The introduction of the North American Free Trade Agreement (NAFTA) in the mid 1990s marked the beginning of current U.S.–Mexico economic relations. With a legislative backdrop conducive to the free-flow of imports and exports across the U.S. southern border, both countries were in a position to expand economically through broadened regulatory cooperation.
Although the legitimacy of NAFTA as a positive economic facilitator is a topic of ongoing debate, agricultural trade between the U.S. and Mexico has flourished since its inception. According to the USDA, Mexico is the third largest market for U.S. agricultural exports. Led by corn, the top five U.S. Ag exports to Mexico are:
|Rank||Product||Value (Per Year)|
|4||Dairy Products||$1.2 billion|
|5||Prepared Foods||$1.0 billion|
From 2006 to 2016, total U.S. Ag exports to Mexico have grown from $10.9 billion to the current $17.9 billion, a 64 percent increase. Much of this growth is commonly attributed to the environment of trade created by NAFTA.
NAFTA: A Political Football
The 2016 U.S. election introduced a direct challenge to NAFTA put forth by Republican presidential candidate Donald Trump. Citing a growing trade deficit with Mexico ($55.6billion for 2016) as cause for a possible exit from NAFTA, Trump took a hard line against the status quo with respect to the current U.S.–Mexico economic relationship.
Upon Trump’s election in November 2016, bold campaign rhetoric became a possible reality, with NAFTA conceivably being abandoned or seriously overhauled. Questions surrounding the future of the$579.7 billion in annual trade between the U.S. and Mexico, including the $17.9 billion in agriculture, created considerable uncertainty within the Ag and business communities of each nation.

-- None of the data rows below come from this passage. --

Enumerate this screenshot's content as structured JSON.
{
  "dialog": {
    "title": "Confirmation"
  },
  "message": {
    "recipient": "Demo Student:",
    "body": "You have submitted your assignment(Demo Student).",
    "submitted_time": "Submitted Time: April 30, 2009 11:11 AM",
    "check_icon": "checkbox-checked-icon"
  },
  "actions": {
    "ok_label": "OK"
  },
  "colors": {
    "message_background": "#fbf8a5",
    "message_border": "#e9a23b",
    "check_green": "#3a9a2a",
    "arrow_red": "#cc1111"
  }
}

Evolving Corn Trade: Impact Upon the U.S. Farmer
As a result, Mexico began seeking alternative sources for one of their largest agricultural needs: corn (specifically yellow corn). Mexico is one of the world’s largest corn producers, but most of domestic stocks are white corn, which is readily processed into human food products. The sought after yellow corn imported from the U.S. is processed into sorghum, which is used as livestock feed.
It is estimated that 98 percent of all Mexican corn imports originate in the U.S. However, that statistic may be subject to change in the near future. Currently, trade talks have started between Mexico, Argentina and Brazil regarding the importation of “duty-free”maize. Any agreements will likely resemble the current import tariff structure given to U.S. producers, providing enough incentive to offset the increase in transport costs associated with shipping by sea rather than by rail.
Mexico’s outsourcing of its yellow corn supply to South American producers could have a substantial impact upon U.S. producers. For the crop marketing year of 2014/15, the U.S.exported 360 million metric tons of corn, with 23 percent going directly to Mexico.The potential loss of a top-three global destination of corn will undoubtedly have serious ramifications facing the U.S. farmer’s bottom line.
In order to fill the void left by the Mexican market, U.S. farmers will be forced to adapt to the situation. Buyers in leading U.S. corn markets, e.g. Japan and Colombia, may become the targets of new trade deals. Excess supply may also be allocated for increased ethanol production or long-term storage. Although each of these alternatives has challenges to its viability, the glut of U.S. corn created by Mexico’s exit will depress pricing in the short term, raising the need for an immediate solution.
As of now, the U.S.–Mexico corn trade is a fluid situation. In retaliation for strong rhetoric by the Trump administration over NAFTA and immigration reform, Mexican officials have threatened to abandon U.S. corn altogether. Currently, the relationship remains intact. However, the future of the U.S.–Mexico corn trade will likely depend on political cooperation between the two nations, not simply supply and demand.